Today marks eight weeks of Stay-At- Home/Safer-At-Home orders due to the Coronavirus. It was 8 weeks ago that our schools closed and our church hosted it's first, online worship service. The following Tuesday, our student ministry hosted our first, LIVE Facebook student gathering. 8 Weeks later, I can say, I'm frustrated and I'm tired.
At the time, I thought, well this is fun, but in a couple of weeks we'll be back together. The schools closed and we moved our student ministry to Facebook. For two weeks I hosted a live Facebook gathering. I used a software called, Open Broadcaster Software. The software allows you to run a live show while incorporating various videos, slides, and media elements. It was a lot of work, and a bit stressful; each week needing to pay attention to what was happening on your live stream.
Then came the Stay-At-Home orders. Our time home just jumped to a month. There were rumors that we'd be back to normal by Easter, but Easter came and went and we were still running our student ministry from our homes. We switched up our programing, creating more of a late night show feel with challenges, questions of the night, DYM games, and short messages from our leaders. I also made the switch from a fully live show to more recorded elements and a little less stress.
As April began to come to an end, we made the decision to move from Facebook to YouTube. Internet reliability started becoming an issue as numbers started dropping. Moving to YouTube allowed us to create a program that we could upload and eliminate the issues we were having with stability. It also allowed me the opportunity to engage more with students who were active in the comment section. But at 8 weeks in, I can honestly say, I'm getting frustrated with our current situation; and I can't be the only one.
8 weeks in, I can honestly say, I'm getting frustrated with our current situation; and I can't be the only one.
I'm frustrated. I'm tired. I'm missing my students. I'm missing my leaders. I miss being able to gather at the church, meet for coffee, have lunch, and do ministry. I'm frustrated with our online statics. Weeks 1 through 3, numbers were good, engagement was high. Online student ministry was a novelty. It was new and fun. But eight weeks in, engagement has dropped. Schedules are non-existant. And having to thinking up new gimmicks to attract students to your online platform is exhausting.

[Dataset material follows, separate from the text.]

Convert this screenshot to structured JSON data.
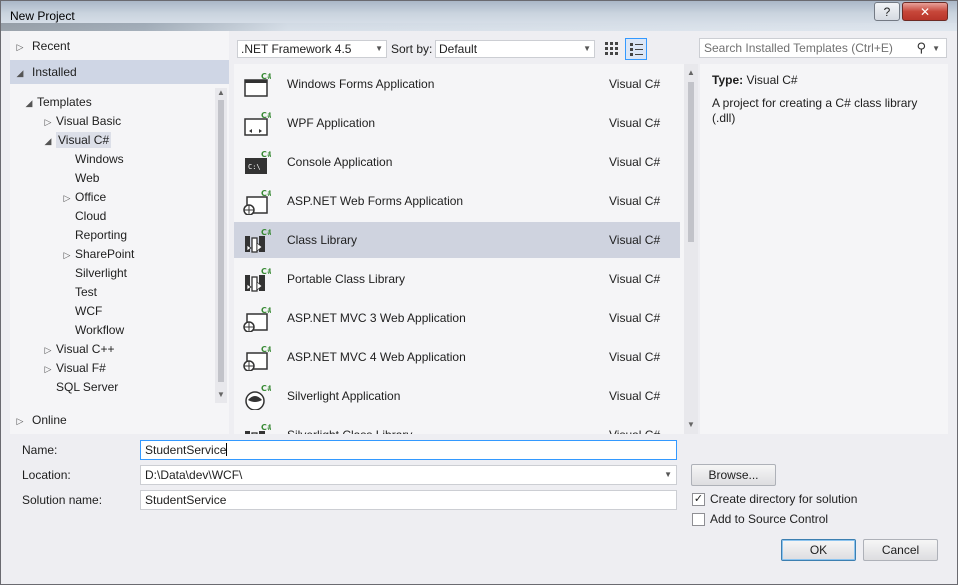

So what do you do? How do you process the frustration? How do we move beyond the current issues of online ministry and social distancing mandates?
We often say things like, "this too shall pass." And it's true, this will pass. We don't know when, or how, but this will pass. Be patient. I know it's easy to say, and hard to do, but we have to be patient. We are in unprecedented times. We've never been in a situation like this. Ministry online, not being able to meet with people, it's insane. We are literally making it up as we go. With that said, we're going to see ebbs and flows and we have to be patient. Take a breath. Relax. It's okay.
2. Don't reach beyond what you can do
By nature, I am a guy who strives to give and do my best. I am one who will critique and nit-pick my program to make it better and better. And at the right times, that is a good quality. But it can also lead to comparison, jealousy and discontentment. As I critique, I also look at what others are doing. I see their programs, their bits, their technology, and the participation of leaders and staff, and I want to do what they're doing. But I have to remind myself, I'm not them. I can only do, what I am able to do, and that's okay. Sure, I can look at others and learn, but in the end, I have to work with the resources I have. I need to know what I can do, and focus on doing it well.
3. Ministry isn't about your Online Presence
It can be so easy to get caught up in what we're doing online. Facebook Live, YouTube, Instagram, Twitter; content, content, content. Working to create the best sharable content, or the most viewed video, or even the most like story, can be totally exhausting. We think that by having students "engaging" with our content we are being successful at reaching our students. And maybe so, if they are new students who have discovered your student ministry. But likes and shares aren't ministry. Our online presence should only be the result of efforts to give our students a good online experience. Our true ministry is as we connect with our students in personal ways. A card, a text, and phone call; that's when we do ministry.
This week, we'll be talking about the state of youth ministry 8 weeks into the Coronavirus pandemic. Some states are reopening, sending people back to work. Organizations, businesses, stores, and churches are slow beginning to open and welcome people back. But what does that mean for our student ministries? As we deal with frustration, how are we working to reconnect with our students?
Join us this week as we discussion the realities of youth ministry in a post-covid season.
Jay Higham is a veteran youth worker of over 28 years; having worked with students in the local church and Christian camping settings. Jay is currently serving as the director of family ministry at a church, located in West Virginia. Jay has been married to Amy for over 23 years. Together, they are raising 5 kids, (4 boys and 1 girl). Jay is an aspiring author, blogger, speaker, vlogger, and social media junkie. He is passionate about student ministry, family ministry, and training youth workers to love and serve their students with passion and excellence.